A meta analysis of the use of Echinacea for upper respiratory tract infections appeared in Pharmacotherapy [20(6):690-697]. The reviewers looked at studies found in the Medline data base. For the most part, the reviewers were critical of the methodology of the studies—they were all flawed in some way. However, they did conclude that some evidence exists to support the proposed benefits of Echinacea for treating and preventing upper respiratory tract infections. Two sample studies follow.

A randomized, double-blind, placebo-controlled study (Eur J Clin Res 1997;9:261-9) evaluated a commercial preparation of the herb of E. purpurea.  One hundred twenty subjects with acute upper respiratory tract infection, 60 in the treatment group and 60 in the placebo group participated in the study.

Four ounces of water with 20 drops of E. purpurea solution every 2 hours on the first day (a proprietary blend, known as Echinagard), and the same dose 3 times/day on the next nine days of the study was given to the treatment group. Subjects recorded symptoms in a daily diary at the beginning of the study and on day 10. Only 40% of the Echinacea group developed fully expressed symptoms of a cold compared with 60% in the placebo group. The authors concluded that Echinagard begun at the first sign of an upper respiratory tract infection inhibited progression and resulted in quicker relief of symptoms than placebo.

The first study was criticized because using a questionnaire is too subjective, and there was no examination performed by a physician until after the symptoms had resolved. Also the reviewers found that the dosages were unclear.
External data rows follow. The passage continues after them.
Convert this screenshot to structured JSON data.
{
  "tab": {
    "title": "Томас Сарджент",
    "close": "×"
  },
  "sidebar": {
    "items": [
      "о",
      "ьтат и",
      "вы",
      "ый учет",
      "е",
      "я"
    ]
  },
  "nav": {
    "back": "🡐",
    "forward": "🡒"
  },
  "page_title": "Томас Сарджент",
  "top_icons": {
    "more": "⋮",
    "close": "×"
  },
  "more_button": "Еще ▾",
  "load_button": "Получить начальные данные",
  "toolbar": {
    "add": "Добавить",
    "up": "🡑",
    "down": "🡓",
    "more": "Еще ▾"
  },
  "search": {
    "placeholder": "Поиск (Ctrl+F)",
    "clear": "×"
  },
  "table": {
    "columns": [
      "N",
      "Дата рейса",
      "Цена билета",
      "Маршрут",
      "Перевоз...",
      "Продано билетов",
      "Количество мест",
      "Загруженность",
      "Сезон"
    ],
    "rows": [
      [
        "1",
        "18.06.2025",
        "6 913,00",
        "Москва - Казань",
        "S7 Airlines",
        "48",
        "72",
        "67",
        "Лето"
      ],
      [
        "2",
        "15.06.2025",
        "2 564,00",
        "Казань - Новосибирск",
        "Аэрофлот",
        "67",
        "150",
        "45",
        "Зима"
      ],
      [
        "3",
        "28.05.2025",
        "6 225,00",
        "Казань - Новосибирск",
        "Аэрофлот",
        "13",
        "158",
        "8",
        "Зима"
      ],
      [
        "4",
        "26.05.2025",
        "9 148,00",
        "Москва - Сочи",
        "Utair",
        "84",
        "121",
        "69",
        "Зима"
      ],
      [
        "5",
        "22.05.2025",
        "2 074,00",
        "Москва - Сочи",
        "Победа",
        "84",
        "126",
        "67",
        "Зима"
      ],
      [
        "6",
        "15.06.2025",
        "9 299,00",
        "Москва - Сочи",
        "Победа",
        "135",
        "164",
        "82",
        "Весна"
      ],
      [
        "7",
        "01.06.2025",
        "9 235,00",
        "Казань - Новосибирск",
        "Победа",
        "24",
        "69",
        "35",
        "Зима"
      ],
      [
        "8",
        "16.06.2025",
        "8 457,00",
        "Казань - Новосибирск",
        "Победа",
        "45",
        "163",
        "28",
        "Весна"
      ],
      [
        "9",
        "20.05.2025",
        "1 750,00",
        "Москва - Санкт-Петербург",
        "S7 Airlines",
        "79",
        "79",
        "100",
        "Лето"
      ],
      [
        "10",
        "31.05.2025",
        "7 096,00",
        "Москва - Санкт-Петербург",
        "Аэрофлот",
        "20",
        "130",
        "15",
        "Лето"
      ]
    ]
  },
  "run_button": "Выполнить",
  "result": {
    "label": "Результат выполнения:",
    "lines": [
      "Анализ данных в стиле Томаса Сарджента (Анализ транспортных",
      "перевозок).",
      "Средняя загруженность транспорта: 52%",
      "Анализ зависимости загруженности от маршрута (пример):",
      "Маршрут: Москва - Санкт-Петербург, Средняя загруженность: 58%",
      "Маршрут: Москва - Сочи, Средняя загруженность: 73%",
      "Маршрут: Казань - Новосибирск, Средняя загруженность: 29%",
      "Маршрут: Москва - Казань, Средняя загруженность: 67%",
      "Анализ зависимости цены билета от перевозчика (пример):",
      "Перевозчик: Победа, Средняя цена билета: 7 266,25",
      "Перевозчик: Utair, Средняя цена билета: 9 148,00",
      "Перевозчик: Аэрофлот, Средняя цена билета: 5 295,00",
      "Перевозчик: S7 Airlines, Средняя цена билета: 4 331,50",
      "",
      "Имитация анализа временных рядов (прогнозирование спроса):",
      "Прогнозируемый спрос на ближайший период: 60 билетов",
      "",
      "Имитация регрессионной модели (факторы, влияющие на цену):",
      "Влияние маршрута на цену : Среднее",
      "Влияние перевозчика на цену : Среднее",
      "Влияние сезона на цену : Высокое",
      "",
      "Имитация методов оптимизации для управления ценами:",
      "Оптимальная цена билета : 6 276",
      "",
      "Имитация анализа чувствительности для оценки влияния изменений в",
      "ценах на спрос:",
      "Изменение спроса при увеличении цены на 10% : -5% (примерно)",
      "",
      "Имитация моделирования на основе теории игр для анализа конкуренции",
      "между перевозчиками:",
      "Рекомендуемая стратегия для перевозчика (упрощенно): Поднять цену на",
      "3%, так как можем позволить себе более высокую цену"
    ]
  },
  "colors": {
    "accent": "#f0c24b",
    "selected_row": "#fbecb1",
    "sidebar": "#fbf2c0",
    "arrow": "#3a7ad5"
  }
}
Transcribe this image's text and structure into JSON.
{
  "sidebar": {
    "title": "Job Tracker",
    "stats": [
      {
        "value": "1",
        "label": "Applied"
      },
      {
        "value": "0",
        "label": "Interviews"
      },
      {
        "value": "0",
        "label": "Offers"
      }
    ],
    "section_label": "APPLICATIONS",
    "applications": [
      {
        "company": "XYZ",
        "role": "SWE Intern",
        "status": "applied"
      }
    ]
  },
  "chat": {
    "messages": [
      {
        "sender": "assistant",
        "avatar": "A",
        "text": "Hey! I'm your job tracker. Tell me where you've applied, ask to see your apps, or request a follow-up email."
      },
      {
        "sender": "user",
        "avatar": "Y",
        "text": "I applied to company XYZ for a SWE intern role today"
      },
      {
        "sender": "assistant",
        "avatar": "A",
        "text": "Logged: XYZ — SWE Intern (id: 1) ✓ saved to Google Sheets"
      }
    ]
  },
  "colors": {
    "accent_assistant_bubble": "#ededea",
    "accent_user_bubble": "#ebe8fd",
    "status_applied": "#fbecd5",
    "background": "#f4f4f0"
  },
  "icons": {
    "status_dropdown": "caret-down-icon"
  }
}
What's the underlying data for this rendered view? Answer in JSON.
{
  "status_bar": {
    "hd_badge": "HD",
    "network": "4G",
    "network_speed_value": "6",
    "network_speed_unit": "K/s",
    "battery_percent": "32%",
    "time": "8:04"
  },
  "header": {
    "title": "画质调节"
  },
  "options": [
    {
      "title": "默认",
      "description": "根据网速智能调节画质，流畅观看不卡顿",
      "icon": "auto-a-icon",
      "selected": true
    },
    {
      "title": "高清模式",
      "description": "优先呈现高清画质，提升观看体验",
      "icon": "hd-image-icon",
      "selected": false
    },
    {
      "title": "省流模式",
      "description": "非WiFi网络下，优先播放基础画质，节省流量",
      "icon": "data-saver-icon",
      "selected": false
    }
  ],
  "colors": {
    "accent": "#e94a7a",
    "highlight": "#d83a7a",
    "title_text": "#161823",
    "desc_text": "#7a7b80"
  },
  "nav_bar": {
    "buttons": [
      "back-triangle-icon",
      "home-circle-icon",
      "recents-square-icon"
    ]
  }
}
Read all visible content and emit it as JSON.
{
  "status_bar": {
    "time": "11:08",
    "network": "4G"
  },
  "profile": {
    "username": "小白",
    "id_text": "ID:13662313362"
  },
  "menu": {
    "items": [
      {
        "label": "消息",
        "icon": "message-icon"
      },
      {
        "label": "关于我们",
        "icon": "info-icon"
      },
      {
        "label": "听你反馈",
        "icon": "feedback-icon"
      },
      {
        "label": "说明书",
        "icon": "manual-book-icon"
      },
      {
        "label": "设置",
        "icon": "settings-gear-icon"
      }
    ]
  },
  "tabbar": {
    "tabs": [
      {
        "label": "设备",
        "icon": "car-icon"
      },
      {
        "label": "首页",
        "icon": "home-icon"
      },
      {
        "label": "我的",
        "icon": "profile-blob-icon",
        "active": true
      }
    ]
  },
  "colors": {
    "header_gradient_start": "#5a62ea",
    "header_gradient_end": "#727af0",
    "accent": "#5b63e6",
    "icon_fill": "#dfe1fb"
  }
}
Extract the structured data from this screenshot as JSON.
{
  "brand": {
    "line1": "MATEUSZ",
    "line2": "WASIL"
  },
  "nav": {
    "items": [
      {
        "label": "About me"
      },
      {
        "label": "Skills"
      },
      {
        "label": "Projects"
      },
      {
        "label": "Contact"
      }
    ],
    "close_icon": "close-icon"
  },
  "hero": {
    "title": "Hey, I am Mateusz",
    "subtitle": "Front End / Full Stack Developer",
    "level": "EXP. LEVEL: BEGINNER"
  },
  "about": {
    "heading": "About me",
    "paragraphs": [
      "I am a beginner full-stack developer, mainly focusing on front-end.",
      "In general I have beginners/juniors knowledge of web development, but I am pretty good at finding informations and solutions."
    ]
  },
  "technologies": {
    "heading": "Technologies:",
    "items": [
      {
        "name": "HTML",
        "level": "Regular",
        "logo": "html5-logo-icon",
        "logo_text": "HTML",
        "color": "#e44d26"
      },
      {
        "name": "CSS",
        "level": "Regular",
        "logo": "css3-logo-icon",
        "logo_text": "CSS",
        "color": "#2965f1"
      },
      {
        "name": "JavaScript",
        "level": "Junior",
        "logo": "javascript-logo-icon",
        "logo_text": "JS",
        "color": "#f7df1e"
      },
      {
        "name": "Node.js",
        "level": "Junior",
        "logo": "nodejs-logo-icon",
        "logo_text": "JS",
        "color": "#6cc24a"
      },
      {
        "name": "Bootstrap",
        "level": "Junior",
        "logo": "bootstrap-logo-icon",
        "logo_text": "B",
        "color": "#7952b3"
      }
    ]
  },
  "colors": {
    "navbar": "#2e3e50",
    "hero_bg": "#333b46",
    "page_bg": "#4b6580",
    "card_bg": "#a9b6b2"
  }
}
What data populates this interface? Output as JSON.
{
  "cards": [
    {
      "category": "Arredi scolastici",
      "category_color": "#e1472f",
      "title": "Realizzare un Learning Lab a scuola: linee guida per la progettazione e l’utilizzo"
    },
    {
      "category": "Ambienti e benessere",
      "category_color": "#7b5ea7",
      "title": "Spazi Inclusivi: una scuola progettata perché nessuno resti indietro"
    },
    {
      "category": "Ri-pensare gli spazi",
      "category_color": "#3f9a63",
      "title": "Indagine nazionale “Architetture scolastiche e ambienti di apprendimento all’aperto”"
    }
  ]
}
In the second study, the reviewers point out that it is unclear when the treatment began (was it day one or day three of the cold?). In spite of the shortcomings of these and the other four studies examined, the reviewers see potential in the use of Echinacea for upper respiratory infections.

E. Pallida root (900 mg. of liquid extract per day) or placebo was given to 160 subjects suffering from a cold lasting less than three days (Complement Ther Med 1997;5:40-2). Subjects were included in the study based on a questionnaire of upper respiratory tract infection symptoms. Subjects were evaluated by a physician at the beginning of the study, on day 3-4 of the study and 8-10 days after the study. A distinction was made between bacterial and viral infections using white blood cell counts. The authors determined that an elevated lymphocyte count indicated a viral infection and an elevated neutrophil count indicated a bacterial infection. The group that received the E. pallida root extract had a shorter duration of illness (9.8 compared to 13 days for bacterial infection and 9.1 compared to 13 days for viral infection). The authors also noted that symptom severity was less in the treated group.

Practitioners used to using natural health care already see the value. Echinacea is especially effective when given early—at the first signs of a cold.